§ Assignment:
What you return must be every line below that includes the word "amount".

§ Data to use:
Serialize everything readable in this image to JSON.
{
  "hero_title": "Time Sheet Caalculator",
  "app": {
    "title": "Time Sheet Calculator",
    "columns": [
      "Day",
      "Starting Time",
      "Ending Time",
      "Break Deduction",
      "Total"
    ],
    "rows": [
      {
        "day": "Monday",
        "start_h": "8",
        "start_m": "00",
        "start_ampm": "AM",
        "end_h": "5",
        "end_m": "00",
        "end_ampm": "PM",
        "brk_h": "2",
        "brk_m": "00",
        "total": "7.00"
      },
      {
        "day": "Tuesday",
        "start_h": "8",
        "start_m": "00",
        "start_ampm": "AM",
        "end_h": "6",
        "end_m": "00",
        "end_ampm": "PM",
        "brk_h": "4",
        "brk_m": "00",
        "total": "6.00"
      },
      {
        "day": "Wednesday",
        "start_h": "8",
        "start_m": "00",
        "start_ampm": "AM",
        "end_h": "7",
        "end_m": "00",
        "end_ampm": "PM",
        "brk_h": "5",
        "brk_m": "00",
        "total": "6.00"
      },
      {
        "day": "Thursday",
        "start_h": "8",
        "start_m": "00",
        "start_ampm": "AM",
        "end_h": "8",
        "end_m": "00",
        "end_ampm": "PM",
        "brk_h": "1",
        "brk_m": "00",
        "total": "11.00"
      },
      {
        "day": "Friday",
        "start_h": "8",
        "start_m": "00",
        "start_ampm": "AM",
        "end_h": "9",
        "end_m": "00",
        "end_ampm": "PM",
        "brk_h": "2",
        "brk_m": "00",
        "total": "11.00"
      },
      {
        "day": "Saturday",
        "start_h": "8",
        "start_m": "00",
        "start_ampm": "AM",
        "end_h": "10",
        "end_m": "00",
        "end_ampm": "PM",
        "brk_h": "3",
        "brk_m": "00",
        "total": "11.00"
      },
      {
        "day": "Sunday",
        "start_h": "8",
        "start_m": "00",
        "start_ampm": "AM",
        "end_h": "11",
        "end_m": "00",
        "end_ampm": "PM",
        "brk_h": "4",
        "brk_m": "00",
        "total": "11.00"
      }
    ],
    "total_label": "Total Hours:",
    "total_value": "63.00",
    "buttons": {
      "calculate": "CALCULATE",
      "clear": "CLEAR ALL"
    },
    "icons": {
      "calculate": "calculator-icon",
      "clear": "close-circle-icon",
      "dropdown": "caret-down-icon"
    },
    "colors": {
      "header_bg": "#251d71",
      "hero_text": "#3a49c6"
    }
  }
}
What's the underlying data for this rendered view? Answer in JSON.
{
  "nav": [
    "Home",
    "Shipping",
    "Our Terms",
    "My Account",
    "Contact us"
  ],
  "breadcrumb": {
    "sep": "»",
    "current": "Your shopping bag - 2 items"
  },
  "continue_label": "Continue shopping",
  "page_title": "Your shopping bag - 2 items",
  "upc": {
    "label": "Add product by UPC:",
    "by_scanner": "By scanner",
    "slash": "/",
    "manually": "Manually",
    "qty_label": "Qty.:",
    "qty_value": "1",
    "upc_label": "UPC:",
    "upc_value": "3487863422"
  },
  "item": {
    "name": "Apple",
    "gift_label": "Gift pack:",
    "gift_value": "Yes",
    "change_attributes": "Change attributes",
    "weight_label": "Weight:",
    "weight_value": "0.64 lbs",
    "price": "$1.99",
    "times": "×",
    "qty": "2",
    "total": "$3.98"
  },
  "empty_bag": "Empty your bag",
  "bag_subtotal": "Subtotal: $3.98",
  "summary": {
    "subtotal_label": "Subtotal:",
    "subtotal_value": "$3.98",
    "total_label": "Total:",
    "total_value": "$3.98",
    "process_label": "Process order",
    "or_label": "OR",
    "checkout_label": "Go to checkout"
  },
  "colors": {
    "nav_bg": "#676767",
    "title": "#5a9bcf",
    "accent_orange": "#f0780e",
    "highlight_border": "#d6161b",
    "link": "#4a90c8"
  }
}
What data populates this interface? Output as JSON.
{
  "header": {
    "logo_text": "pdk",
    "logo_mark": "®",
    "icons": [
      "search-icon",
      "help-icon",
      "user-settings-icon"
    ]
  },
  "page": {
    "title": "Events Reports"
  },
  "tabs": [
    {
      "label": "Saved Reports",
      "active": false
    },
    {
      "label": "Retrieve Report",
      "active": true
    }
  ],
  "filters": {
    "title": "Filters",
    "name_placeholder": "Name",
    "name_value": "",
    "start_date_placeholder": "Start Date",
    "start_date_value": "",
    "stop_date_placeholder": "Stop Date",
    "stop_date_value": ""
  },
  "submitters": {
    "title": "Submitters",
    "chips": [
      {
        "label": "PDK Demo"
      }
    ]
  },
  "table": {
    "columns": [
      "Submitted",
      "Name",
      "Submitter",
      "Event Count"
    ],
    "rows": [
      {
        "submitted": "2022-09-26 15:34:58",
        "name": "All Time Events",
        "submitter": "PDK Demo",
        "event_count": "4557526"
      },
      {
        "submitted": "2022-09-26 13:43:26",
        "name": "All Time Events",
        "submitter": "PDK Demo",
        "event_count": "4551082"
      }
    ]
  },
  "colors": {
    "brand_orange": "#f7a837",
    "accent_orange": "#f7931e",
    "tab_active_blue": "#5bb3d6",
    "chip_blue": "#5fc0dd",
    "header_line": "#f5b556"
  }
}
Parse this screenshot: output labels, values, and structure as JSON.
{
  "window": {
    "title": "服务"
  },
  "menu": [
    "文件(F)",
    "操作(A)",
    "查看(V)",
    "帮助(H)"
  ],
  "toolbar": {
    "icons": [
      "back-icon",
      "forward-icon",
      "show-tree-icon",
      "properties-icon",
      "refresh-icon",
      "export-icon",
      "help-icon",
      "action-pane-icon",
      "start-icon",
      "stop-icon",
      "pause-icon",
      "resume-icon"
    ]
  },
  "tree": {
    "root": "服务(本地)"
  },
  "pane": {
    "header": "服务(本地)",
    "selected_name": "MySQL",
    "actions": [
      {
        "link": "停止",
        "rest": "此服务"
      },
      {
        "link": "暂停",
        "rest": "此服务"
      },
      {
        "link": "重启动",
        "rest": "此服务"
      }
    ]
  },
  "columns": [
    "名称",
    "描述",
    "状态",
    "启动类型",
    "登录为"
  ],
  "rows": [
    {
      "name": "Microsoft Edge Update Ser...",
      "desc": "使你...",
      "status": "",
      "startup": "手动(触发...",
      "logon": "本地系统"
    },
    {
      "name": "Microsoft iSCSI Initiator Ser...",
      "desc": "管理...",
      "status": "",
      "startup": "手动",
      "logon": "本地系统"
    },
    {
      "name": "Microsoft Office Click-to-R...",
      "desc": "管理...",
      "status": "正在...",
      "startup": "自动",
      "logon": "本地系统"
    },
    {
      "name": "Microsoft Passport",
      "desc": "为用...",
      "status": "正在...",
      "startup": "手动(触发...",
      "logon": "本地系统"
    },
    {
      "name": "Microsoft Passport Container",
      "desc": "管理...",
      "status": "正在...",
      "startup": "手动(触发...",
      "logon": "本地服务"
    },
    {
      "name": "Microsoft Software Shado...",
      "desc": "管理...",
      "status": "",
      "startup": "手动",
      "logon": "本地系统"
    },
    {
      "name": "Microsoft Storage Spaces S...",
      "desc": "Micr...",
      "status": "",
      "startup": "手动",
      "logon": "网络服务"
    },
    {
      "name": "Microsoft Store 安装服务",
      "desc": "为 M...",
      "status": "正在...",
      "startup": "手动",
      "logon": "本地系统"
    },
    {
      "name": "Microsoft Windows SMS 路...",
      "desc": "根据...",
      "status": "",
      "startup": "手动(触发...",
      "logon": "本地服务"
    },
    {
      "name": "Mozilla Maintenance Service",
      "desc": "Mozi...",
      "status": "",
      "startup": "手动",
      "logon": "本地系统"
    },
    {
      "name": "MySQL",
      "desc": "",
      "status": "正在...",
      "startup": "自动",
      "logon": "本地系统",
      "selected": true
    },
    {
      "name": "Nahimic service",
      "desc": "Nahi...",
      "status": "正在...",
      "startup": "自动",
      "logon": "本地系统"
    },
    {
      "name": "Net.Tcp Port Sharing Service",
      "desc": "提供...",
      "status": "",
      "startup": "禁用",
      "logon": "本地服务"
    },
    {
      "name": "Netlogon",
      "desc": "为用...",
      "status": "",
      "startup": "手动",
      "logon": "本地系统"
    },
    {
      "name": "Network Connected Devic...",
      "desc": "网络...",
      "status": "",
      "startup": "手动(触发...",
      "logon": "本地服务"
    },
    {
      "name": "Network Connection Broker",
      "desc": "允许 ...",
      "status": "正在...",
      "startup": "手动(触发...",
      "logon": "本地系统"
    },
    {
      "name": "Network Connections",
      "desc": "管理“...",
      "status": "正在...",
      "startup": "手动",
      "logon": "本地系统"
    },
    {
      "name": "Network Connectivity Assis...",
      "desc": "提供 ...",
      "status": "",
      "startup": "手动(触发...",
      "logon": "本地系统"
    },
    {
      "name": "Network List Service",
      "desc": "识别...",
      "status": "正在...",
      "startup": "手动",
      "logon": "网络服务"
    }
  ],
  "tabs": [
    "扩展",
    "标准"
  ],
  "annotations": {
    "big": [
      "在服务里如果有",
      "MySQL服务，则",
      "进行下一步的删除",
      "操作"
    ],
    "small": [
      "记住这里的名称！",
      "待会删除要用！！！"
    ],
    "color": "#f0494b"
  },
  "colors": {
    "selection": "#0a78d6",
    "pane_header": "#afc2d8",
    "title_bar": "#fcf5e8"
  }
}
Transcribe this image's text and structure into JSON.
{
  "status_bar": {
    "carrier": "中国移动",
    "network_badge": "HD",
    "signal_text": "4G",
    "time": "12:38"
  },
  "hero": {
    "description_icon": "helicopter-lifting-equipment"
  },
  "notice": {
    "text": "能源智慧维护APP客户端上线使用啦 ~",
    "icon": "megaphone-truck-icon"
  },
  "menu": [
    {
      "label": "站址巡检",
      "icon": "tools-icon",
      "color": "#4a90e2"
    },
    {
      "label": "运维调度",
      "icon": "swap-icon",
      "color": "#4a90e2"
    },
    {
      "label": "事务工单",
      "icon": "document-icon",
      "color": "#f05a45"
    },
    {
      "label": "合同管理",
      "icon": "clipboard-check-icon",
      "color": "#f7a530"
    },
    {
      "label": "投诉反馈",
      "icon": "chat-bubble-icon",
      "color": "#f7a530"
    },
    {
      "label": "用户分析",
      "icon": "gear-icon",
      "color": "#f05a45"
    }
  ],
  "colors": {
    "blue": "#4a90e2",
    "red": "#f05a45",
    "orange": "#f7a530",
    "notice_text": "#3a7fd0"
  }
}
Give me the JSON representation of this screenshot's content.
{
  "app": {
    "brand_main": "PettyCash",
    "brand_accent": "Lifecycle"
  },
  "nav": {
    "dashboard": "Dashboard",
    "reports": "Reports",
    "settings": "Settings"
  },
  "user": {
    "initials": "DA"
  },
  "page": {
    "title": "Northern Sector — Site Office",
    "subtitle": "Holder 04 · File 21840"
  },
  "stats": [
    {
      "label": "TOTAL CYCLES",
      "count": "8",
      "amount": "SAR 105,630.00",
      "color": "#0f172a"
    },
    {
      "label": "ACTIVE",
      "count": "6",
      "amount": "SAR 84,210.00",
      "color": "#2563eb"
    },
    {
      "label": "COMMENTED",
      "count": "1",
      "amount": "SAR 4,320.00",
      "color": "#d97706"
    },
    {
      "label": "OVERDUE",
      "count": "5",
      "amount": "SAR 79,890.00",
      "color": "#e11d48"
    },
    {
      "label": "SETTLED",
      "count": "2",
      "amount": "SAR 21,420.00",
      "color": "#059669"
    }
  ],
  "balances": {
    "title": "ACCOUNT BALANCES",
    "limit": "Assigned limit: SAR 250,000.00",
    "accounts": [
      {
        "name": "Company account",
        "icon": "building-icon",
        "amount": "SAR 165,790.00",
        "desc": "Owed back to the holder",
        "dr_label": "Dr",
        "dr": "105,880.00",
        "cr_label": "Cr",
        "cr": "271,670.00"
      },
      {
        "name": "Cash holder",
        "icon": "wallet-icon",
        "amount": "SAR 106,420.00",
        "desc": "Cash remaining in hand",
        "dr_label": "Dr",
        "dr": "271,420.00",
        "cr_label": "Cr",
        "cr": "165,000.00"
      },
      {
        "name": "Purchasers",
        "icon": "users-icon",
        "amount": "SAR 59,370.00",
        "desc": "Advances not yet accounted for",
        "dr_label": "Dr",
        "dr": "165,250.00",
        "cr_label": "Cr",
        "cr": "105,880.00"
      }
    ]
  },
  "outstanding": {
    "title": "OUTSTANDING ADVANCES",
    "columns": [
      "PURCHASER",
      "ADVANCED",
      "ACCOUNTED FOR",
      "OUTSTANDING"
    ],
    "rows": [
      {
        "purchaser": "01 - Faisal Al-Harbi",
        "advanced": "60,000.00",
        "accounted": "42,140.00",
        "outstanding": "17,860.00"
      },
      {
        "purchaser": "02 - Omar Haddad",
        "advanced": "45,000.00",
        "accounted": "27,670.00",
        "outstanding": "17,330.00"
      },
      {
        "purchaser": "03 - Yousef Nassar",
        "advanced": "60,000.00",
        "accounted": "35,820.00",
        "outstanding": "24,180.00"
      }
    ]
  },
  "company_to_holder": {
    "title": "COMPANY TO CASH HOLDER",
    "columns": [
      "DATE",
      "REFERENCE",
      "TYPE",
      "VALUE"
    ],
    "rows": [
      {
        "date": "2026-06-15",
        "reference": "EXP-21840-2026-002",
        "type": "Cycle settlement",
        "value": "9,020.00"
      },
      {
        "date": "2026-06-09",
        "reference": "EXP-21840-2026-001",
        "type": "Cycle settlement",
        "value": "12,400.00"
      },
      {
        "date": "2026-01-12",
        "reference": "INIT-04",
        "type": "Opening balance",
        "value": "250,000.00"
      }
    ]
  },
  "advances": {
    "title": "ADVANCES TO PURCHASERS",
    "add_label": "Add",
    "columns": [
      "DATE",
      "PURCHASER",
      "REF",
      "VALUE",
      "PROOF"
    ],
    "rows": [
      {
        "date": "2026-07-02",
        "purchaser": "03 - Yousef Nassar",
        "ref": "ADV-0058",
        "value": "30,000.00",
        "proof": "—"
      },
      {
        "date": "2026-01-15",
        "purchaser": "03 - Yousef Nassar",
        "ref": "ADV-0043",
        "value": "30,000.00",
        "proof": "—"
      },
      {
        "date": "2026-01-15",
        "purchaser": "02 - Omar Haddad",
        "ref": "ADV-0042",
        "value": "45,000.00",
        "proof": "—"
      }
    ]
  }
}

§ Output of the task:
      "amount": "SAR 105,630.00",
      "amount": "SAR 84,210.00",
      "amount": "SAR 4,320.00",
      "amount": "SAR 79,890.00",
      "amount": "SAR 21,420.00",
        "amount": "SAR 165,790.00",
        "amount": "SAR 106,420.00",
        "amount": "SAR 59,370.00",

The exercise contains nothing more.